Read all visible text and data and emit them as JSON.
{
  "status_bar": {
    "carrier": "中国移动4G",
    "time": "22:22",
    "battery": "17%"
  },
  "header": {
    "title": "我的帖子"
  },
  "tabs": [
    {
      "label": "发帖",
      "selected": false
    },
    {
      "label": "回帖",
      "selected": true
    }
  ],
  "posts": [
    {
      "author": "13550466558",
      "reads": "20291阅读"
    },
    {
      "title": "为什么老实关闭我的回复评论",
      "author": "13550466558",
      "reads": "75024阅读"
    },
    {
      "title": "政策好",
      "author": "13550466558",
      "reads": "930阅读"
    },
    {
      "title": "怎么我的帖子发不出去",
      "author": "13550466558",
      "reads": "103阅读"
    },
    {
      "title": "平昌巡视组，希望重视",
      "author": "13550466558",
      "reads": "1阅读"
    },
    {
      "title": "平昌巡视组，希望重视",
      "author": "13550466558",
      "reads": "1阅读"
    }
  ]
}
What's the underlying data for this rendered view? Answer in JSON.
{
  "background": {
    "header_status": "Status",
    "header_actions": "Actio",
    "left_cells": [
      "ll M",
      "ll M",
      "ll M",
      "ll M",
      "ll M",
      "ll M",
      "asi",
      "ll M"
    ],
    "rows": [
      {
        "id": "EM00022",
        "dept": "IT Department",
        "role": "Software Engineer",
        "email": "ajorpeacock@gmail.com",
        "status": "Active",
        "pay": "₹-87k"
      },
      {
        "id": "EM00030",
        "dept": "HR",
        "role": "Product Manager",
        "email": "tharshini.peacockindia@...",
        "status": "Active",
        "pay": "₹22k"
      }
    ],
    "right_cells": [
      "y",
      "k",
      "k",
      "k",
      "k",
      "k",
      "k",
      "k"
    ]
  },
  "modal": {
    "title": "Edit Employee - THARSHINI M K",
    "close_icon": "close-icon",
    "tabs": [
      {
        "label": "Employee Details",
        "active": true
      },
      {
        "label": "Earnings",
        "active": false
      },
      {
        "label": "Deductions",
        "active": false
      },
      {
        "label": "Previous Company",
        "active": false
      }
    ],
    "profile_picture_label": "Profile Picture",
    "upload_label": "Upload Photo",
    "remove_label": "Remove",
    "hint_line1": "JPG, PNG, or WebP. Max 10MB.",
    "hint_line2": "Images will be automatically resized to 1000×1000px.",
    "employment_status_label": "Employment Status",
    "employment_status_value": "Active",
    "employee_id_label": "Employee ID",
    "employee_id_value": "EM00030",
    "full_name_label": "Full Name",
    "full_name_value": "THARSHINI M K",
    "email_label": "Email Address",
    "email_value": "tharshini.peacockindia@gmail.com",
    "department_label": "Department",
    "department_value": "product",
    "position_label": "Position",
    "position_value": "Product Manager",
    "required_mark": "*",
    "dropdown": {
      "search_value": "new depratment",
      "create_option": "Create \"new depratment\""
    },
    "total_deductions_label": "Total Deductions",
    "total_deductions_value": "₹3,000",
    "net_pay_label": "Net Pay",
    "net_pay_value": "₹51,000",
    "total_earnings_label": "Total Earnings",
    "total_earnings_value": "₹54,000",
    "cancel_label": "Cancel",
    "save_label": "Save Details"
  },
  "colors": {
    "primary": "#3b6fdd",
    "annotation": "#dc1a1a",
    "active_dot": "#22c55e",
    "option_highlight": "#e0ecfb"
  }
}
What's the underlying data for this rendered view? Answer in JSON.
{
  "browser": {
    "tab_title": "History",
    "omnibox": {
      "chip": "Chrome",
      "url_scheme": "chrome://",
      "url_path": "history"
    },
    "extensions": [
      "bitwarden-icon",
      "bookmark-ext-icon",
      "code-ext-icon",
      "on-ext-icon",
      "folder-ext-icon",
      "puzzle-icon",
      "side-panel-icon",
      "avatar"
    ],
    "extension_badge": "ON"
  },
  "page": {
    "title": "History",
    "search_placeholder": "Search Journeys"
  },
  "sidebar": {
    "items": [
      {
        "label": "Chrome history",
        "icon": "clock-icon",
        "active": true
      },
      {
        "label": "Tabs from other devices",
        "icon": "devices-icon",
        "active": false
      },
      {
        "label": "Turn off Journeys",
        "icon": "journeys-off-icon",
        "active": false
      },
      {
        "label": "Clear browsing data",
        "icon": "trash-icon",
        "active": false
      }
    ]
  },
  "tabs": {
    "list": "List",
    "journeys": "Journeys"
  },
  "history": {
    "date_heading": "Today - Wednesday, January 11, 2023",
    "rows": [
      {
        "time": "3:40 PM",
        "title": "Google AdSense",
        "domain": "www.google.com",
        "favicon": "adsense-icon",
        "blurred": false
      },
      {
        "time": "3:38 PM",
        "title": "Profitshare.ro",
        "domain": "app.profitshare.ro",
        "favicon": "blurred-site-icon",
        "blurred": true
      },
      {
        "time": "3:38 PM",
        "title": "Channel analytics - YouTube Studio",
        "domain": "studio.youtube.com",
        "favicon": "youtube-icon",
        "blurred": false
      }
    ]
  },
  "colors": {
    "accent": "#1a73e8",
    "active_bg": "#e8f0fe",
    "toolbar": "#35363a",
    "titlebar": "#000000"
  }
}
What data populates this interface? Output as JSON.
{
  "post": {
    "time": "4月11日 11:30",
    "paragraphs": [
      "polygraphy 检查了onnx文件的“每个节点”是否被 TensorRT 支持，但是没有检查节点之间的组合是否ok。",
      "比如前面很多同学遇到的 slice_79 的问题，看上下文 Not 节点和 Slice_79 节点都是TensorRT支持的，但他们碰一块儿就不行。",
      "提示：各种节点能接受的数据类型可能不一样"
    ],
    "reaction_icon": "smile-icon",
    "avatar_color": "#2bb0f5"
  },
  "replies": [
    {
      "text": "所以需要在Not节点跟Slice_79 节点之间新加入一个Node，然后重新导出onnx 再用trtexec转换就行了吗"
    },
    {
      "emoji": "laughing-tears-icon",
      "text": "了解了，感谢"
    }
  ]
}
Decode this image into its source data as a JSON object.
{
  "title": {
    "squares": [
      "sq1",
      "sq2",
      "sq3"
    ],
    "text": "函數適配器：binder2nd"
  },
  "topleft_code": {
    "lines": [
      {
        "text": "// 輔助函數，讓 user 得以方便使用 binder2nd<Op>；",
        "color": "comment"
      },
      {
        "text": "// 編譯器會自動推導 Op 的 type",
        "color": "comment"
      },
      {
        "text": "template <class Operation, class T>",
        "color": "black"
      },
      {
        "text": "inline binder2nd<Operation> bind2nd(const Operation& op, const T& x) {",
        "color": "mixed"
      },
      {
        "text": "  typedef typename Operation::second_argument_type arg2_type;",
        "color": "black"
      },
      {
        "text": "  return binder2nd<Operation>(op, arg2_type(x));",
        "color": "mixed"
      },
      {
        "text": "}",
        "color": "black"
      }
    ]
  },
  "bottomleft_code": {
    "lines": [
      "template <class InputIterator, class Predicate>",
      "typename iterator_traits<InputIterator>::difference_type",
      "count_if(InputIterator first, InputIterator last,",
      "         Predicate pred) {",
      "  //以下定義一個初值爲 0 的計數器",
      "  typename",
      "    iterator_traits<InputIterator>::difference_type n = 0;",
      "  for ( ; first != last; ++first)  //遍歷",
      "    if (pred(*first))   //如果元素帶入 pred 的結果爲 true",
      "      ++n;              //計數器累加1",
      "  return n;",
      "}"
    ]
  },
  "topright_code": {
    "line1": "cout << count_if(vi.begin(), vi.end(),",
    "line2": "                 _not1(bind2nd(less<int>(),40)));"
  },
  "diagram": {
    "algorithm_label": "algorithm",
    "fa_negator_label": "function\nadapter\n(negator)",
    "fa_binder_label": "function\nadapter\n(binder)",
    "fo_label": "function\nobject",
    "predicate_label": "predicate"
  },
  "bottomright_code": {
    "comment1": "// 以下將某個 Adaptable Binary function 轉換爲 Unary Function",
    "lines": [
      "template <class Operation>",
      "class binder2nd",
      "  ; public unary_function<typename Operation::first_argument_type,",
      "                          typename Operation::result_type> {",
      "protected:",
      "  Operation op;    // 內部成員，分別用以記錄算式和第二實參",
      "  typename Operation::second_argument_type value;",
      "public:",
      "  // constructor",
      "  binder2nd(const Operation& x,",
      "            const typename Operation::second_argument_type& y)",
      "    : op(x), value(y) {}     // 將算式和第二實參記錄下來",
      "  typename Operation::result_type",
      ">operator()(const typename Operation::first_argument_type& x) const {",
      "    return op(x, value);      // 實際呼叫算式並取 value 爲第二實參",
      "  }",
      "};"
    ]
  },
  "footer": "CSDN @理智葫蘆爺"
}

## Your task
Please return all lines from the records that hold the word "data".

## Response for this exercise
Read all visible text and data and emit them as JSON.
What's the underlying data for this rendered view? Answer in JSON.
What's the underlying data for this rendered view? Answer in JSON.
        "label": "Clear browsing data",
What data populates this interface? Output as JSON.
Decode this image into its source data as a JSON object.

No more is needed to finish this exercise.